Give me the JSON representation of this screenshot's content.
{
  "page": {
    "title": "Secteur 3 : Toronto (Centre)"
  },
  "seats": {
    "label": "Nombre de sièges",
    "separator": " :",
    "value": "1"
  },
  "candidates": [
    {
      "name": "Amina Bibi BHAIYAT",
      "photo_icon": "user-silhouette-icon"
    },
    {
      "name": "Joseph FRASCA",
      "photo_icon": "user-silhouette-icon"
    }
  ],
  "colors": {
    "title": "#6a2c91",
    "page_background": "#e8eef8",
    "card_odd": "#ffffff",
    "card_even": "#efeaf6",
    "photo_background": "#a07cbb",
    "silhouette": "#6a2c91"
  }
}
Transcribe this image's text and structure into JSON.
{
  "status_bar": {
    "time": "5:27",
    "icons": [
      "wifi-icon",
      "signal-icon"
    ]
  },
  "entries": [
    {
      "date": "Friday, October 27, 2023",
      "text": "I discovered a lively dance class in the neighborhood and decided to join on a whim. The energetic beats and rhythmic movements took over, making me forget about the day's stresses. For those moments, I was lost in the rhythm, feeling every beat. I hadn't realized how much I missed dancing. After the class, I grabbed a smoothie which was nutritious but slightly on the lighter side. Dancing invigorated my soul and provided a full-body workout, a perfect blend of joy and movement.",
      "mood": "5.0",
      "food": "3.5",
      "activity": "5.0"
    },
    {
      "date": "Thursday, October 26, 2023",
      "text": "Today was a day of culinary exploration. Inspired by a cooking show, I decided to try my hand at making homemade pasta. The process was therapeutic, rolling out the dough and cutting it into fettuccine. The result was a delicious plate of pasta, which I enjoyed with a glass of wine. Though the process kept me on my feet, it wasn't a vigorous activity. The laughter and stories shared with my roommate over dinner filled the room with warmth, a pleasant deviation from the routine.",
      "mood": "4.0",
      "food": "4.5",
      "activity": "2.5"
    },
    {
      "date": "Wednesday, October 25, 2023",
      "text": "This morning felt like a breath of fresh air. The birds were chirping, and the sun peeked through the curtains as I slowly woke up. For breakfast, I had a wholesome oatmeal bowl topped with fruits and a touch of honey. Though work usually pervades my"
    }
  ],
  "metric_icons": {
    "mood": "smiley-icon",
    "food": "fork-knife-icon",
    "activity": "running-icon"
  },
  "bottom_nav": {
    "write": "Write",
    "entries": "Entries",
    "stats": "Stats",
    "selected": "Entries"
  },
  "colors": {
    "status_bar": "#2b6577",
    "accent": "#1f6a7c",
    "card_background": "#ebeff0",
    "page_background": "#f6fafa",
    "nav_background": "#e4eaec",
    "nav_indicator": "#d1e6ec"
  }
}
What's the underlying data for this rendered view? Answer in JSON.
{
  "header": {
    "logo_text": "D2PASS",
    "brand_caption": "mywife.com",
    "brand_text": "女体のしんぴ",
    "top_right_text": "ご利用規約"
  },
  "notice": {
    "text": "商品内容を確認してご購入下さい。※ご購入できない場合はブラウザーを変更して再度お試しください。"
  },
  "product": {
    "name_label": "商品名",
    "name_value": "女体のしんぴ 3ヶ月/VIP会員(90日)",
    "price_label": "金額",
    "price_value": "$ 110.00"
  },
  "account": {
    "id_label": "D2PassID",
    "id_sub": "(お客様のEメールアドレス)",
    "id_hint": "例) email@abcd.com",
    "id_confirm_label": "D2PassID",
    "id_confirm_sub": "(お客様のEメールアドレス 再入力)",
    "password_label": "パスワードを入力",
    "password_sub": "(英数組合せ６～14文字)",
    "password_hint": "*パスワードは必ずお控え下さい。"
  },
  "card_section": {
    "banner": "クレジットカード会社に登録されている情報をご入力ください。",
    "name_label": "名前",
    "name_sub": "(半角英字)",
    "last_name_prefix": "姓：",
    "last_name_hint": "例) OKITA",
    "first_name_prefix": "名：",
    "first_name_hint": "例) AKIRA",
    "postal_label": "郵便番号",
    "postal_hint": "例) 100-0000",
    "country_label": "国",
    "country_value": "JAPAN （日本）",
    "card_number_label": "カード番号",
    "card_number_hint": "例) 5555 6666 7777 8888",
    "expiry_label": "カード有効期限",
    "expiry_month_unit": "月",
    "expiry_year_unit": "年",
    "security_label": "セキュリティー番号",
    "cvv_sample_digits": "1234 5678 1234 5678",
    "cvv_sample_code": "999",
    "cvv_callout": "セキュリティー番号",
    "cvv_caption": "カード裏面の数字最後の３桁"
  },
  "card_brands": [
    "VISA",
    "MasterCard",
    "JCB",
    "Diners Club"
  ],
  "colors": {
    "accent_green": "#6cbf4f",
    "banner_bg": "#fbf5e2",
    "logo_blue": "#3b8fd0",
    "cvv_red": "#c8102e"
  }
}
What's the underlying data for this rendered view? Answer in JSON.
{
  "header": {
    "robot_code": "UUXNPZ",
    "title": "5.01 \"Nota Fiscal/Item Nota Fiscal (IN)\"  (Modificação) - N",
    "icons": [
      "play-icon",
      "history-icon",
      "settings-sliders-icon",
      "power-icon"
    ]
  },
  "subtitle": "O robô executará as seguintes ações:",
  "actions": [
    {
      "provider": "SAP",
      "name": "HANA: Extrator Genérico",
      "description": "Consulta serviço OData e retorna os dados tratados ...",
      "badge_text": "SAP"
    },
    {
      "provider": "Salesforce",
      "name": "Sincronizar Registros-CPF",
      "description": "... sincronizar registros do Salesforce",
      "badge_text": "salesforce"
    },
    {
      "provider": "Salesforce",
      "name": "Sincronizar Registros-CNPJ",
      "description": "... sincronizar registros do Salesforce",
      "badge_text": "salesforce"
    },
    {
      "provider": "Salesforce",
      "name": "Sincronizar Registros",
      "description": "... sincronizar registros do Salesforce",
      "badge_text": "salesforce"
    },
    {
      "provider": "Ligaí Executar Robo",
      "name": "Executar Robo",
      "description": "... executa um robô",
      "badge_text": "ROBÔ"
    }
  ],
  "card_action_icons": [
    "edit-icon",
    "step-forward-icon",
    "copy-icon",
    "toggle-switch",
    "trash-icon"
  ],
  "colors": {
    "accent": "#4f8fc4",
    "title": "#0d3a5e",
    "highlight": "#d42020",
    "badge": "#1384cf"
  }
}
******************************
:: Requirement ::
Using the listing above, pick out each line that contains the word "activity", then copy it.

:: Answer space ::
      "activity": "5.0"
      "text": "Today was a day of culinary exploration. Inspired by a cooking show, I decided to try my hand at making homemade pasta. The process was therapeutic, rolling out the dough and cutting it into fettuccine. The result was a delicious plate of pasta, which I enjoyed with a glass of wine. Though the process kept me on my feet, it wasn't a vigorous activity. The laughter and stories shared with my roommate over dinner filled the room with warmth, a pleasant deviation from the routine.",
      "activity": "2.5"
    "activity": "running-icon"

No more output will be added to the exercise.